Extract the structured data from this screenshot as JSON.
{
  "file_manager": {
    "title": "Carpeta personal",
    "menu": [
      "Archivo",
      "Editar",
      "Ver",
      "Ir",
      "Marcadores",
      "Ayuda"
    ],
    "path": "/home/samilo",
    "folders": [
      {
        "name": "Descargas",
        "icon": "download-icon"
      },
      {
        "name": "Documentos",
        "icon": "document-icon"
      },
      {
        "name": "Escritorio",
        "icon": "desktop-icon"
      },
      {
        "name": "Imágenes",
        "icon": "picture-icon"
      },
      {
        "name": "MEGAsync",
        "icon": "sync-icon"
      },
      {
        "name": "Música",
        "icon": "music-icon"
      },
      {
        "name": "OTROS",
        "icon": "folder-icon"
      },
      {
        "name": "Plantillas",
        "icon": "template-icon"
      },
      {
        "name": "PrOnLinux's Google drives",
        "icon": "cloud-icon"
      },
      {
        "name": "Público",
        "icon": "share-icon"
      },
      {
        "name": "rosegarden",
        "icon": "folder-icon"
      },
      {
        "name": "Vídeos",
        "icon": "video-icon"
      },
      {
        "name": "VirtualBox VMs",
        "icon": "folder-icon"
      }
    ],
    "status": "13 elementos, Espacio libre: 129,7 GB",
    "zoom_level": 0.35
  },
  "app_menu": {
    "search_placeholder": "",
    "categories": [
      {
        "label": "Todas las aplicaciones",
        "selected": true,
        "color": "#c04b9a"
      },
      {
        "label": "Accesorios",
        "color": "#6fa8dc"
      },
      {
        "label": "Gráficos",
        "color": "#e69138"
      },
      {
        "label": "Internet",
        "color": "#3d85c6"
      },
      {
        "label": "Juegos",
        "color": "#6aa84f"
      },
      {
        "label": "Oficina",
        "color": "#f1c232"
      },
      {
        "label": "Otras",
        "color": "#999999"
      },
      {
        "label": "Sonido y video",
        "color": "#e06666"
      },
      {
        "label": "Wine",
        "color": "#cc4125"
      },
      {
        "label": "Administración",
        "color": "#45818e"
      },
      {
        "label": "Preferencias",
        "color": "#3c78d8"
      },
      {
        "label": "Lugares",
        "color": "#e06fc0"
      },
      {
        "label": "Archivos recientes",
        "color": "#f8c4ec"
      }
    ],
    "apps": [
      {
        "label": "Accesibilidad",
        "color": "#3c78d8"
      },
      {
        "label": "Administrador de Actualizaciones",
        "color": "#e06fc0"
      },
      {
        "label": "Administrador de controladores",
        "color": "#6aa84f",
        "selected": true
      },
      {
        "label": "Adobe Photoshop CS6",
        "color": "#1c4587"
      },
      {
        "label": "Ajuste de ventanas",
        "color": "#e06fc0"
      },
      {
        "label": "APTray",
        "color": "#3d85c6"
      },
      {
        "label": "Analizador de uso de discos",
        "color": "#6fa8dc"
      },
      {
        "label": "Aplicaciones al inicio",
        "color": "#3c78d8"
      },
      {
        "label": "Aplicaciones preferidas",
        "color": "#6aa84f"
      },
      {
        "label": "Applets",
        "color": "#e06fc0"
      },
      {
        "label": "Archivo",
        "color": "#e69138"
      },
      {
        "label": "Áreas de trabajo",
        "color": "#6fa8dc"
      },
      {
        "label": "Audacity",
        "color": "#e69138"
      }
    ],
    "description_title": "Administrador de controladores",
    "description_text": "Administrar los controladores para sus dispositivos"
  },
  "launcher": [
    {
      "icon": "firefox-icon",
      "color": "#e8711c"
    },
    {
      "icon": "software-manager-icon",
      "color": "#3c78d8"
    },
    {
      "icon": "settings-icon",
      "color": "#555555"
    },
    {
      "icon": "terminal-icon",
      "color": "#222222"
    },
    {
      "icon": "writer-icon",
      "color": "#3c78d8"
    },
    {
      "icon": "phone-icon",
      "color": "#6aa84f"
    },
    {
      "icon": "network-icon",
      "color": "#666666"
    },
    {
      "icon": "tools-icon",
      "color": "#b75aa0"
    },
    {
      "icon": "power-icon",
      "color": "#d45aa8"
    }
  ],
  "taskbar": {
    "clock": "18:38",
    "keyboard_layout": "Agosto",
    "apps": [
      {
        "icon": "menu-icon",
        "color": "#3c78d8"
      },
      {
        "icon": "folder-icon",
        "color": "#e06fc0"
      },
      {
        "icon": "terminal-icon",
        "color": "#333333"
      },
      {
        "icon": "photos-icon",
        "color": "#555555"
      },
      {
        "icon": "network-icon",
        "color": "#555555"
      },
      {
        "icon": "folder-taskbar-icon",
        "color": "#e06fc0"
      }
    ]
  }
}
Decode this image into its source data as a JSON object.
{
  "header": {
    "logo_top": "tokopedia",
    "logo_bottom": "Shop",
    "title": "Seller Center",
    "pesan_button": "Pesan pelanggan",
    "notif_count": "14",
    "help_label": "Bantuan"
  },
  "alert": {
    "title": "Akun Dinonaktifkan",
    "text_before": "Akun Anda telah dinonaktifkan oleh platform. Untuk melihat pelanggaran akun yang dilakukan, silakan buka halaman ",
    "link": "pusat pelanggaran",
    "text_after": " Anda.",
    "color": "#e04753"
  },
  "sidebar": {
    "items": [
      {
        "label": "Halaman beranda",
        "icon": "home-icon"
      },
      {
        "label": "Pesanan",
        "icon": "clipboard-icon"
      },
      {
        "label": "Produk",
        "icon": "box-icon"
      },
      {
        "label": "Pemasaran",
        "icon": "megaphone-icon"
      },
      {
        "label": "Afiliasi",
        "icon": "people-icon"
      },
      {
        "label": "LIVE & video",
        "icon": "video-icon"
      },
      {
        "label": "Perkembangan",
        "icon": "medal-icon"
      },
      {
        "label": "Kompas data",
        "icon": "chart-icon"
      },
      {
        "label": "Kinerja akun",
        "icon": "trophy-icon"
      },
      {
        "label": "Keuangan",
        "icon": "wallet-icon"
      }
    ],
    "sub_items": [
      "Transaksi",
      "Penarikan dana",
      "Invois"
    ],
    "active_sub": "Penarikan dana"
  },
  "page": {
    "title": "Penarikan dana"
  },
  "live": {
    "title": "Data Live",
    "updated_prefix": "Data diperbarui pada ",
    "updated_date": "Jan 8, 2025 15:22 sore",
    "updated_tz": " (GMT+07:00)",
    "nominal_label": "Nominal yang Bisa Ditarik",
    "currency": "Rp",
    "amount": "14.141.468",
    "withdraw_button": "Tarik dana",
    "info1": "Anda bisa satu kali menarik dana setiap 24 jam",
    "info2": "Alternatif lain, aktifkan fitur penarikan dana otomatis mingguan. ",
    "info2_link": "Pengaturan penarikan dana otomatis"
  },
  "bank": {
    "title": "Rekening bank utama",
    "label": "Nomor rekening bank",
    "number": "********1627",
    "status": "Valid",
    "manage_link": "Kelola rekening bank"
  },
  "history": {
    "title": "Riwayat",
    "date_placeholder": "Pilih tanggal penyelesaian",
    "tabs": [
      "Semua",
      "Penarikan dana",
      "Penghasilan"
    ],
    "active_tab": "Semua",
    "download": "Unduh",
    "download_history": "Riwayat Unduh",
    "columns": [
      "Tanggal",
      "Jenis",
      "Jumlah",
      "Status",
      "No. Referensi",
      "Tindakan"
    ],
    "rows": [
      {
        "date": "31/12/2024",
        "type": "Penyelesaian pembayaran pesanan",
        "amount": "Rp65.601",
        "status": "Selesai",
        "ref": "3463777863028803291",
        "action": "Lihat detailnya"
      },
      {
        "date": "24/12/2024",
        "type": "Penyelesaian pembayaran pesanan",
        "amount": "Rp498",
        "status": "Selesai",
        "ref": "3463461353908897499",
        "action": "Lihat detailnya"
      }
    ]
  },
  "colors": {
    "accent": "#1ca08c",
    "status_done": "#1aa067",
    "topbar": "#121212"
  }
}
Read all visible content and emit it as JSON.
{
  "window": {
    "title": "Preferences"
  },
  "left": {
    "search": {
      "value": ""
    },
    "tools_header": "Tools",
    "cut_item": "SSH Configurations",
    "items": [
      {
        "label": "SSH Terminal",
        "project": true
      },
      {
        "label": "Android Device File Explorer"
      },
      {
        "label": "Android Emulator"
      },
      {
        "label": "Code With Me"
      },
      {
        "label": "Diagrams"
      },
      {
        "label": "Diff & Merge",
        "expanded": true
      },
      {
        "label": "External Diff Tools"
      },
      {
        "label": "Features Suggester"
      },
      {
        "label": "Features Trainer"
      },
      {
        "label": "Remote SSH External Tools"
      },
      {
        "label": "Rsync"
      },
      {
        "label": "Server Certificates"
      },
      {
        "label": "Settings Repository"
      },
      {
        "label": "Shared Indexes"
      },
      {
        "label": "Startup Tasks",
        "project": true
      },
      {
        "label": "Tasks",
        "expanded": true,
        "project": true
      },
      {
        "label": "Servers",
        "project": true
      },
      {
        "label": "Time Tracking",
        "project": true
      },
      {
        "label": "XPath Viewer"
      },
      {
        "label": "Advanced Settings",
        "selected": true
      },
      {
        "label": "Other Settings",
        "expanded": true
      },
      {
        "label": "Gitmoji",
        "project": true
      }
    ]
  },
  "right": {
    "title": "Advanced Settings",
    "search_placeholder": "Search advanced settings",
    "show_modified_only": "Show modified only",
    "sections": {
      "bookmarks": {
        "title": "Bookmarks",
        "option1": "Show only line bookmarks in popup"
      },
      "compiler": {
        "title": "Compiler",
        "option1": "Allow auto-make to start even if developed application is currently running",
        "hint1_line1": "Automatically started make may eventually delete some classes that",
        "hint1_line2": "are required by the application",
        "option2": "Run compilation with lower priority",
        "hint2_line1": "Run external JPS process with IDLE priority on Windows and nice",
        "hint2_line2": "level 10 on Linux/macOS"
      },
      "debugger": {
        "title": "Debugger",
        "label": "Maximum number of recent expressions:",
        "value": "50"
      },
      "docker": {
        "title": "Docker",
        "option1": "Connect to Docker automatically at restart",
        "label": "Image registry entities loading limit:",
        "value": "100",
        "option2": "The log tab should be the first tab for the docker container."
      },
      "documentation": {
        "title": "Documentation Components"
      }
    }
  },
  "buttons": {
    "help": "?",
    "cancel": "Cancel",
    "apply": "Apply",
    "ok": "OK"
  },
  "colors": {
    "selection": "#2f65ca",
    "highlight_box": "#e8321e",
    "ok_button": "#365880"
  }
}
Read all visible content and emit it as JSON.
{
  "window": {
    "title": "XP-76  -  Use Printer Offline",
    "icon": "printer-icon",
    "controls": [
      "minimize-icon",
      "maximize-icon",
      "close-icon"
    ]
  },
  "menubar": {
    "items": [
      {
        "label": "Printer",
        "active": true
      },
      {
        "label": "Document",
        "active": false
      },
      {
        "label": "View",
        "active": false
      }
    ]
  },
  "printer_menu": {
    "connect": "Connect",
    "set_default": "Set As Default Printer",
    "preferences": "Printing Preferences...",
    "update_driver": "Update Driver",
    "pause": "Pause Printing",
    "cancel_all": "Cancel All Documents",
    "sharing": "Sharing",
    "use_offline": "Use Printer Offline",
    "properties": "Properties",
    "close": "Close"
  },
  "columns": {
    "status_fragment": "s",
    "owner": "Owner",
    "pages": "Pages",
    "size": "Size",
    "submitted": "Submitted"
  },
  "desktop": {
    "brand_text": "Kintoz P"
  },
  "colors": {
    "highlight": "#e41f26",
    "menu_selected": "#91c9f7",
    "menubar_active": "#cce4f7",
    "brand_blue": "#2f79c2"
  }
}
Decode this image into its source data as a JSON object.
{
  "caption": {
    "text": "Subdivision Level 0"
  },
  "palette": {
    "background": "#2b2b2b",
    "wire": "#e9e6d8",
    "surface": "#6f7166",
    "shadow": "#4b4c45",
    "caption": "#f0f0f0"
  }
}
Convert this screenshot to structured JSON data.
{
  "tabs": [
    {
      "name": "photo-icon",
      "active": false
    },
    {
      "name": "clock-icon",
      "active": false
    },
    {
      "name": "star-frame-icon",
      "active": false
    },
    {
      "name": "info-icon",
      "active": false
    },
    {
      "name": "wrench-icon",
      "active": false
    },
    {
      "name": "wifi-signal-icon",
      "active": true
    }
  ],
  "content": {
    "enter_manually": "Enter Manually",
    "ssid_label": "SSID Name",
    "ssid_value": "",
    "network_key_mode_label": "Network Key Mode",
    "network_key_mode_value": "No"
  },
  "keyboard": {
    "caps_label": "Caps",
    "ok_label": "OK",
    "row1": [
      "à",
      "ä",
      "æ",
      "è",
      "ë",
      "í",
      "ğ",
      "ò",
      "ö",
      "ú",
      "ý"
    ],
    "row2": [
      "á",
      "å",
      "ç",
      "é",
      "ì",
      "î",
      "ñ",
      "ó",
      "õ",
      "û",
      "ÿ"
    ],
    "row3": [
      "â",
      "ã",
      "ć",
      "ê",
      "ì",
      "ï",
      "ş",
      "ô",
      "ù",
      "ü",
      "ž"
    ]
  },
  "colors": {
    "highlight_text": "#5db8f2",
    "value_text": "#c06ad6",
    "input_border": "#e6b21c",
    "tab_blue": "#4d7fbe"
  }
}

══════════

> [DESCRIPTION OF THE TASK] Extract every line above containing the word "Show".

> [SOLUTION]
    "show_modified_only": "Show modified only",
        "option1": "Show only line bookmarks in popup"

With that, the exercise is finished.